Information supplied:
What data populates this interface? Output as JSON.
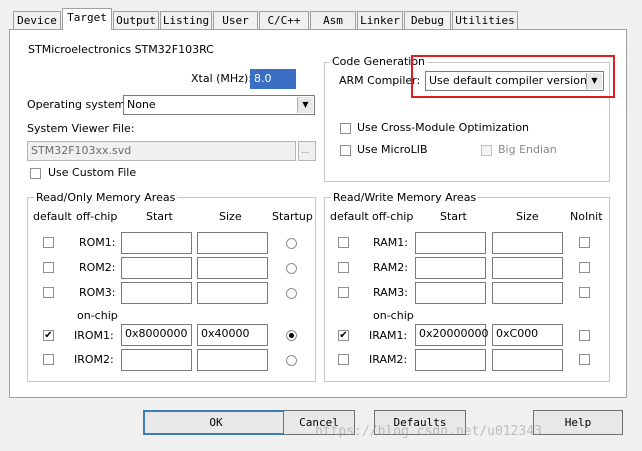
{
  "tabs": [
    "Device",
    "Target",
    "Output",
    "Listing",
    "User",
    "C/C++",
    "Asm",
    "Linker",
    "Debug",
    "Utilities"
  ],
  "active_tab": "Target",
  "device_name": "STMicroelectronics STM32F103RC",
  "xtal": {
    "label": "Xtal (MHz):",
    "value": "8.0"
  },
  "os": {
    "label": "Operating system:",
    "value": "None"
  },
  "svd": {
    "label": "System Viewer File:",
    "value": "STM32F103xx.svd",
    "browse": "..."
  },
  "custom_file": {
    "label": "Use Custom File",
    "checked": false
  },
  "codegen": {
    "title": "Code Generation",
    "compiler_label": "ARM Compiler:",
    "compiler_value": "Use default compiler version",
    "cross_module": "Use Cross-Module Optimization",
    "microlib": "Use MicroLIB",
    "big_endian": "Big Endian",
    "highlight_color": "#e02020"
  },
  "ro_memory": {
    "title": "Read/Only Memory Areas",
    "headers": {
      "default": "default",
      "offchip": "off-chip",
      "start": "Start",
      "size": "Size",
      "startup": "Startup"
    },
    "onchip_label": "on-chip",
    "rows": [
      {
        "name": "ROM1:",
        "default": false,
        "start": "",
        "size": "",
        "startup": false
      },
      {
        "name": "ROM2:",
        "default": false,
        "start": "",
        "size": "",
        "startup": false
      },
      {
        "name": "ROM3:",
        "default": false,
        "start": "",
        "size": "",
        "startup": false
      },
      {
        "name": "IROM1:",
        "default": true,
        "start": "0x8000000",
        "size": "0x40000",
        "startup": true
      },
      {
        "name": "IROM2:",
        "default": false,
        "start": "",
        "size": "",
        "startup": false
      }
    ]
  },
  "rw_memory": {
    "title": "Read/Write Memory Areas",
    "headers": {
      "default": "default",
      "offchip": "off-chip",
      "start": "Start",
      "size": "Size",
      "noinit": "NoInit"
    },
    "onchip_label": "on-chip",
    "rows": [
      {
        "name": "RAM1:",
        "default": false,
        "start": "",
        "size": "",
        "noinit": false
      },
      {
        "name": "RAM2:",
        "default": false,
        "start": "",
        "size": "",
        "noinit": false
      },
      {
        "name": "RAM3:",
        "default": false,
        "start": "",
        "size": "",
        "noinit": false
      },
      {
        "name": "IRAM1:",
        "default": true,
        "start": "0x20000000",
        "size": "0xC000",
        "noinit": false
      },
      {
        "name": "IRAM2:",
        "default": false,
        "start": "",
        "size": "",
        "noinit": false
      }
    ]
  },
  "buttons": {
    "ok": "OK",
    "cancel": "Cancel",
    "defaults": "Defaults",
    "help": "Help"
  },
  "watermark": "https://blog.csdn.net/u012343"
}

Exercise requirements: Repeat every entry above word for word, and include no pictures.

Task solution:
What data populates this interface? Output as JSON.
{
  "tabs": [
    "Device",
    "Target",
    "Output",
    "Listing",
    "User",
    "C/C++",
    "Asm",
    "Linker",
    "Debug",
    "Utilities"
  ],
  "active_tab": "Target",
  "device_name": "STMicroelectronics STM32F103RC",
  "xtal": {
    "label": "Xtal (MHz):",
    "value": "8.0"
  },
  "os": {
    "label": "Operating system:",
    "value": "None"
  },
  "svd": {
    "label": "System Viewer File:",
    "value": "STM32F103xx.svd",
    "browse": "..."
  },
  "custom_file": {
    "label": "Use Custom File",
    "checked": false
  },
  "codegen": {
    "title": "Code Generation",
    "compiler_label": "ARM Compiler:",
    "compiler_value": "Use default compiler version",
    "cross_module": "Use Cross-Module Optimization",
    "microlib": "Use MicroLIB",
    "big_endian": "Big Endian",
    "highlight_color": "#e02020"
  },
  "ro_memory": {
    "title": "Read/Only Memory Areas",
    "headers": {
      "default": "default",
      "offchip": "off-chip",
      "start": "Start",
      "size": "Size",
      "startup": "Startup"
    },
    "onchip_label": "on-chip",
    "rows": [
      {
        "name": "ROM1:",
        "default": false,
        "start": "",
        "size": "",
        "startup": false
      },
      {
        "name": "ROM2:",
        "default": false,
        "start": "",
        "size": "",
        "startup": false
      },
      {
        "name": "ROM3:",
        "default": false,
        "start": "",
        "size": "",
        "startup": false
      },
      {
        "name": "IROM1:",
        "default": true,
        "start": "0x8000000",
        "size": "0x40000",
        "startup": true
      },
      {
        "name": "IROM2:",
        "default": false,
        "start": "",
        "size": "",
        "startup": false
      }
    ]
  },
  "rw_memory": {
    "title": "Read/Write Memory Areas",
    "headers": {
      "default": "default",
      "offchip": "off-chip",
      "start": "Start",
      "size": "Size",
      "noinit": "NoInit"
    },
    "onchip_label": "on-chip",
    "rows": [
      {
        "name": "RAM1:",
        "default": false,
        "start": "",
        "size": "",
        "noinit": false
      },
      {
        "name": "RAM2:",
        "default": false,
        "start": "",
        "size": "",
        "noinit": false
      },
      {
        "name": "RAM3:",
        "default": false,
        "start": "",
        "size": "",
        "noinit": false
      },
      {
        "name": "IRAM1:",
        "default": true,
        "start": "0x20000000",
        "size": "0xC000",
        "noinit": false
      },
      {
        "name": "IRAM2:",
        "default": false,
        "start": "",
        "size": "",
        "noinit": false
      }
    ]
  },
  "buttons": {
    "ok": "OK",
    "cancel": "Cancel",
    "defaults": "Defaults",
    "help": "Help"
  },
  "watermark": "https://blog.csdn.net/u012343"
}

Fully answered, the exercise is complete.